It is estimated that there are over 70,000 war memorials in England, commemorating those lost in various wars ranging from the English Civil War right up to wars fought in the 21st century. War memorials are an important part of England’s heritage, with a memorial of some type being present in most towns and villages across the country.
What is a War Memorial?
The Imperial War Museum (IWM) maintain a register of war memorials, called the UK National Inventory of War Memorials. The IWM defines a war memorial as:
“any tangible object which has been erected or dedicated to commemorate those killed as a result of war, conflict or peacekeeping; who served in war or conflict; or who died whilst engaged in military service.”

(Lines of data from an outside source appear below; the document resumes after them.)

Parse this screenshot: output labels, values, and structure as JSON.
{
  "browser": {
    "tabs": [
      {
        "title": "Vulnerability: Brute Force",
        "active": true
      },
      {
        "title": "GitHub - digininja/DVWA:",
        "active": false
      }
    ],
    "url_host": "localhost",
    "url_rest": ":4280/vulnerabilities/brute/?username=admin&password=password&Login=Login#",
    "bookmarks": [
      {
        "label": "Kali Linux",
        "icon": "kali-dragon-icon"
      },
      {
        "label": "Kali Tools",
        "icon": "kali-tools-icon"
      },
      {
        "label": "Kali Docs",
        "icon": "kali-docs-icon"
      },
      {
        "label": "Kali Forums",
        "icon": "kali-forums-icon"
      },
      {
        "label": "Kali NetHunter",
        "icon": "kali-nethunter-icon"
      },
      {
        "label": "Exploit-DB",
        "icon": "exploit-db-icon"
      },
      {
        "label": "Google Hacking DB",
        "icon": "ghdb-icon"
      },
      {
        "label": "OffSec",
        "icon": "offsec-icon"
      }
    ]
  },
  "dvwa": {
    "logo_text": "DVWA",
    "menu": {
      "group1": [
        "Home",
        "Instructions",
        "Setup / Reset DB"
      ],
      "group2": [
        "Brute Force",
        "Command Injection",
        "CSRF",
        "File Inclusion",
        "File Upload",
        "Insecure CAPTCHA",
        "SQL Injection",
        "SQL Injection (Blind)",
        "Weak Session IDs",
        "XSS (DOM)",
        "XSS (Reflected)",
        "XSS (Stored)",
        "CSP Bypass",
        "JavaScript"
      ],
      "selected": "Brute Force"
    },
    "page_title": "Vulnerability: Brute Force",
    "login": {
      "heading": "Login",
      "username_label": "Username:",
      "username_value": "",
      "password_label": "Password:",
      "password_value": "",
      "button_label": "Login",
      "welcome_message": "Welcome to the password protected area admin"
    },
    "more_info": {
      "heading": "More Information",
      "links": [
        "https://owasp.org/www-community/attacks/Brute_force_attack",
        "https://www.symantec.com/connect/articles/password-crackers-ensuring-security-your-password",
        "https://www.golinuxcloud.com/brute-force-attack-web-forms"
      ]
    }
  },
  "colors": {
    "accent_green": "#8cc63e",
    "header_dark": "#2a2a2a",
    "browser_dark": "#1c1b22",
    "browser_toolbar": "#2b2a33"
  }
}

In addition, the IWM suggest that to be ‘erected’ or ‘dedicated’ as a memorial, there must be some form of clear statement that defines the commemorative purpose of the structure and reports its installation. This statement is often found inscribed on the memorial itself and the unveiling/dedication service is usually recorded in the media.
Types of War Memorial
On the inside of buildings, the most common type of war memorial found in England are those placed inside of buildings, particularly churches, usually taking the form of a metal plaque, stone tablet or timber board. These are often displayed with associated rolls of honour, usually written on paper and framed.
Outside of buildings, the most common type of memorial is the free-standing memorial structure, with crosses, columns, obelisks, cenotaphs and other sculpted figures.
Last Updated on Thursday, September 10, 2020